··· Material to process ···

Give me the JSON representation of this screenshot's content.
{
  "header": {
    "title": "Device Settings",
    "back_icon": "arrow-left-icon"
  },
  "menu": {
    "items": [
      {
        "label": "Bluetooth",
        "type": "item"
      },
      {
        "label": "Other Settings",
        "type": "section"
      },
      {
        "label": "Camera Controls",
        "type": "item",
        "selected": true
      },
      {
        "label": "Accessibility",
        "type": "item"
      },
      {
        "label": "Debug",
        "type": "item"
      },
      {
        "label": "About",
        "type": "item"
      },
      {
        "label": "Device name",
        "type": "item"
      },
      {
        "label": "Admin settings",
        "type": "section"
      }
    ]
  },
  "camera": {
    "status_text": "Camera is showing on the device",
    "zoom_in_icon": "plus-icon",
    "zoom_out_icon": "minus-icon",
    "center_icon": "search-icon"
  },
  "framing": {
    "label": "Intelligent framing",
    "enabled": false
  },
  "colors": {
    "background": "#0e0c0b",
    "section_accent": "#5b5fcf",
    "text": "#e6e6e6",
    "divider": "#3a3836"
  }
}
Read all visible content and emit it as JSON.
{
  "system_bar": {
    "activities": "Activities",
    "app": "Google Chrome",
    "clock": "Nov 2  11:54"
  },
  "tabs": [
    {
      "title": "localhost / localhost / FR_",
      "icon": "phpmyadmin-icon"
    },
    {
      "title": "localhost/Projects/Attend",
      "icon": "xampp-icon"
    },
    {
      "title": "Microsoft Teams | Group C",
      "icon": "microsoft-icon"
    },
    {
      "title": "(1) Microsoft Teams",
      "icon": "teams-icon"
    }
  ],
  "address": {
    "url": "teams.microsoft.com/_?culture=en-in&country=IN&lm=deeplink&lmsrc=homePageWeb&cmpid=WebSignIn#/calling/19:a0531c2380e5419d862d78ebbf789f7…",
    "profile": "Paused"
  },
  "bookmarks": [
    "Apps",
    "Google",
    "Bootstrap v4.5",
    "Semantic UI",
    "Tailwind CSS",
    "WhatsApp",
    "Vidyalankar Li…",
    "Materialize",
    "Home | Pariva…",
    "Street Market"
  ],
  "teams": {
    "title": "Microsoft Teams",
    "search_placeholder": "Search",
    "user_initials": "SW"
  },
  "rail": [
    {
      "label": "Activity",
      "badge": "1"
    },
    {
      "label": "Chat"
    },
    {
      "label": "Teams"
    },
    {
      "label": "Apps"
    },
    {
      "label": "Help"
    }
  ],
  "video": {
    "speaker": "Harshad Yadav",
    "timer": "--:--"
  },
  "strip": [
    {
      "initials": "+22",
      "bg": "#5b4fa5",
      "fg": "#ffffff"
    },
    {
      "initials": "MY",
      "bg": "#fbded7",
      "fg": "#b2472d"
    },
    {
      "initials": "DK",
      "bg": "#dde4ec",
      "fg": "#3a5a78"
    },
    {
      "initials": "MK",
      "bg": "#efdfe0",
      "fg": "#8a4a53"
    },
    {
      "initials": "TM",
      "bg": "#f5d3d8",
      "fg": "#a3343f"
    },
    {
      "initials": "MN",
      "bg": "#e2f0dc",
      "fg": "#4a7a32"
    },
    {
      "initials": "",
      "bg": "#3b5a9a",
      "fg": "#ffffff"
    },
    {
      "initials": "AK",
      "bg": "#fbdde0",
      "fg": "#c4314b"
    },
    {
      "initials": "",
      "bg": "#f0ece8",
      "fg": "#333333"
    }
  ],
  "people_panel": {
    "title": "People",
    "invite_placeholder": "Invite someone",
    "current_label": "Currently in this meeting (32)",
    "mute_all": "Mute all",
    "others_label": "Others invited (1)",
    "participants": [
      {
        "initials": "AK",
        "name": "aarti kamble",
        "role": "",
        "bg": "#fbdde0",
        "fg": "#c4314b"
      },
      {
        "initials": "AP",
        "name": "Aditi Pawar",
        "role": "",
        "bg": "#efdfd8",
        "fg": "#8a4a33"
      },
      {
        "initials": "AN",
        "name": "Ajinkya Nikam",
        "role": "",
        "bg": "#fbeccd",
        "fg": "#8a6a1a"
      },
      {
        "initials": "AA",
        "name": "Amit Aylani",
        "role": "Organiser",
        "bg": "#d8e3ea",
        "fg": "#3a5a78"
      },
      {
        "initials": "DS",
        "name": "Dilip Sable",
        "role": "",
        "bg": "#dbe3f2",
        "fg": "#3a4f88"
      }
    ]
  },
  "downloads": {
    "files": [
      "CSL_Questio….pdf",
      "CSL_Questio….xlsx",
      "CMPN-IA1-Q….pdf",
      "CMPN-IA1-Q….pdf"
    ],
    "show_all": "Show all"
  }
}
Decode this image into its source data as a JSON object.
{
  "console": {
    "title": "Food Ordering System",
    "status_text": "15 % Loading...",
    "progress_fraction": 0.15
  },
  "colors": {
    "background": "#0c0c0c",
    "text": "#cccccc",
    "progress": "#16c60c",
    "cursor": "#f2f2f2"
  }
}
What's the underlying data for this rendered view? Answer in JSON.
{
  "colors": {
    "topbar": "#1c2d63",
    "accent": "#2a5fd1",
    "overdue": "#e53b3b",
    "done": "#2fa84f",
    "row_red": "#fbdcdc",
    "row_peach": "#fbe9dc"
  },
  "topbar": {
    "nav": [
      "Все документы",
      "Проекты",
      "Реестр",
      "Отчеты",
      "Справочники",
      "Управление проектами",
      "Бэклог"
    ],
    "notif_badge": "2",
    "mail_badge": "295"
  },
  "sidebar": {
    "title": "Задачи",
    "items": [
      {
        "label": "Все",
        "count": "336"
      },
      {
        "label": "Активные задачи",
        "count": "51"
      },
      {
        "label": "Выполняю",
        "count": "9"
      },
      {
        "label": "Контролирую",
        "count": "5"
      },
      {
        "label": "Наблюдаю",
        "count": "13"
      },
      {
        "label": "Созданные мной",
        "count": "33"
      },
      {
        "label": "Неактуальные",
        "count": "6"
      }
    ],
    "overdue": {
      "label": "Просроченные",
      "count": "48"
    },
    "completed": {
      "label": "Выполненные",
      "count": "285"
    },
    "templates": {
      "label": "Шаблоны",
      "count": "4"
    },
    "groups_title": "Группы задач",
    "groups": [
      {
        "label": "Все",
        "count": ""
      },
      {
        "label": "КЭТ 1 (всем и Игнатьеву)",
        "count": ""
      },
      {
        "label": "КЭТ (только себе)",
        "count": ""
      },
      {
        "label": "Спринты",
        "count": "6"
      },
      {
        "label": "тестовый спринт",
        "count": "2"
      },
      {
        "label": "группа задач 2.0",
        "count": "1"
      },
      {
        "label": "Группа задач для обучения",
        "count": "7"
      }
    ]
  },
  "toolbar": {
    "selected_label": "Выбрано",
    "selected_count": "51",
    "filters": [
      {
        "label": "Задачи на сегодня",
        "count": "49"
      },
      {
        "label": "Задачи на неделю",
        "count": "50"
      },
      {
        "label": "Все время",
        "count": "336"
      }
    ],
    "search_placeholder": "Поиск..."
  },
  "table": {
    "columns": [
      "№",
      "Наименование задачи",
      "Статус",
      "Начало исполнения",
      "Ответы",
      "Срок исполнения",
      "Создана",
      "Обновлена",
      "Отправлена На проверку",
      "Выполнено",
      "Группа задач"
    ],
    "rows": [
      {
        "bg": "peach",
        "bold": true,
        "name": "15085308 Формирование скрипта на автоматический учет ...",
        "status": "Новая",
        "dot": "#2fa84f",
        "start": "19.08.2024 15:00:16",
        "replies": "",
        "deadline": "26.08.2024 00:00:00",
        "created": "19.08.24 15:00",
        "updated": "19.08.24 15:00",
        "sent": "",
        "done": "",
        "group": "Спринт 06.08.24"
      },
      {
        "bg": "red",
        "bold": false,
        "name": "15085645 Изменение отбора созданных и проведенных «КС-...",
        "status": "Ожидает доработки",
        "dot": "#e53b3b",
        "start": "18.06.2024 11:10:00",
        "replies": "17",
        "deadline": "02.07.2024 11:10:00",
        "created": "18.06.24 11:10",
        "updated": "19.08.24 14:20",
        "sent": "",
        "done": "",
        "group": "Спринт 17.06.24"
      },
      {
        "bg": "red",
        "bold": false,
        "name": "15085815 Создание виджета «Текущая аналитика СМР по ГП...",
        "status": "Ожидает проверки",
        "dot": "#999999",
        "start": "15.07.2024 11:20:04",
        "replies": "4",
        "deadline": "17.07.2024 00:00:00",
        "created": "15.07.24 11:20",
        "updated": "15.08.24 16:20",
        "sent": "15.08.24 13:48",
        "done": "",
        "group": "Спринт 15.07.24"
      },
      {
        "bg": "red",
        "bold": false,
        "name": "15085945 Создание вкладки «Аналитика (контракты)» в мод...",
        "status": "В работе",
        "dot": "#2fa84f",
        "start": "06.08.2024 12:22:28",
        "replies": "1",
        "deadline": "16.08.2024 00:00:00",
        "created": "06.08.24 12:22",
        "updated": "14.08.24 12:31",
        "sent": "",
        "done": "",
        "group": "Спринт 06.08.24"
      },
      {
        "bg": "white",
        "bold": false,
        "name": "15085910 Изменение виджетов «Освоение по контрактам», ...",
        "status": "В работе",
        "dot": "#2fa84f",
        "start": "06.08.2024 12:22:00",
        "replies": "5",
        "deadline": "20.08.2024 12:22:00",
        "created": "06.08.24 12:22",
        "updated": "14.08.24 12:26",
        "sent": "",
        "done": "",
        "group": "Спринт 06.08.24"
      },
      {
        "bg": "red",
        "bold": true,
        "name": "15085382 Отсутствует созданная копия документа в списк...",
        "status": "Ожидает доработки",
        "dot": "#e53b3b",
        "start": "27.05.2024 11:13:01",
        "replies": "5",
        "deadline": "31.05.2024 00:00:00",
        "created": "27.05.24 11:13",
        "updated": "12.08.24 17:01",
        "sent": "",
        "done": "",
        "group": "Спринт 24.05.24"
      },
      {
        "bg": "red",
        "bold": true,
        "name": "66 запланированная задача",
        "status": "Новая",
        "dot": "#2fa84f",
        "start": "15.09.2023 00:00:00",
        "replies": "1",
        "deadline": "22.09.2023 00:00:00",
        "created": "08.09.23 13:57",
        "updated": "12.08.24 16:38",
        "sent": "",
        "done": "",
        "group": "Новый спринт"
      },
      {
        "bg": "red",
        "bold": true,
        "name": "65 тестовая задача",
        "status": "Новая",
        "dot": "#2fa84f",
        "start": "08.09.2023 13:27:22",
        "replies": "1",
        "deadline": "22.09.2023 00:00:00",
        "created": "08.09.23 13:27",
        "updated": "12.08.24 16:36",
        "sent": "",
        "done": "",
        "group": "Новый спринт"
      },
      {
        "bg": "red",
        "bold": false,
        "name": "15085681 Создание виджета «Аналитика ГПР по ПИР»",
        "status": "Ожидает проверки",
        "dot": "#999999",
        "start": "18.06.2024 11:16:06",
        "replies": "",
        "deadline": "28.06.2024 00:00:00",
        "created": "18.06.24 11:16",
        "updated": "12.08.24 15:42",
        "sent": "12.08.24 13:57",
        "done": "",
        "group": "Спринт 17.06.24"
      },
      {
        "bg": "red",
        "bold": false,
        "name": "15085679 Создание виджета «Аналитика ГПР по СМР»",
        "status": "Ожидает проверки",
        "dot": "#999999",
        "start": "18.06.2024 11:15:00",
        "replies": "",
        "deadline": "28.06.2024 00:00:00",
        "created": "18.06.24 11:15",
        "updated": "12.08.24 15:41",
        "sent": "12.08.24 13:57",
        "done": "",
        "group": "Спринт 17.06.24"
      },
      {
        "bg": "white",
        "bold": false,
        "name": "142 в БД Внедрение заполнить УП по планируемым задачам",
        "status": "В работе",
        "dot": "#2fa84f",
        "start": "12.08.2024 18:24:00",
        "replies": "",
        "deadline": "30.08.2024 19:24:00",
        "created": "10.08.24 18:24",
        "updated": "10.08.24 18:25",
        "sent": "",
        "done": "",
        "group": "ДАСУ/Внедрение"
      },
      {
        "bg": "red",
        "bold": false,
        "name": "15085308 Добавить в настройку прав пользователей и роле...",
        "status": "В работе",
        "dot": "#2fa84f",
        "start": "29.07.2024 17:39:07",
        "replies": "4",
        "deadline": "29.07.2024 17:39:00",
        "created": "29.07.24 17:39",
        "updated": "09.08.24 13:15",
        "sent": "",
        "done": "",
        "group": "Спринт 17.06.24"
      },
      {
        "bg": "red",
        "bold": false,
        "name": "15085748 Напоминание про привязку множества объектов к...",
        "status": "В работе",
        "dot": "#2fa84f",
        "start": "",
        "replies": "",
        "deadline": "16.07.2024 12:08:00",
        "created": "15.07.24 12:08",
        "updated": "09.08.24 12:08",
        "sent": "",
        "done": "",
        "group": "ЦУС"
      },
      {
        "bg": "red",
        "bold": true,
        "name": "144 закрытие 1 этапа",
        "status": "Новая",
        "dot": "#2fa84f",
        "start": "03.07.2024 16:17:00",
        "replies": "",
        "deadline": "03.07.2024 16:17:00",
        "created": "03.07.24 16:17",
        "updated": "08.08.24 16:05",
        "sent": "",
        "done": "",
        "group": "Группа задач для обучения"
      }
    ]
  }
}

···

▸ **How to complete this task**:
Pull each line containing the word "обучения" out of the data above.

▸ **Task solution**:
        "label": "Группа задач для обучения",
        "group": "Группа задач для обучения"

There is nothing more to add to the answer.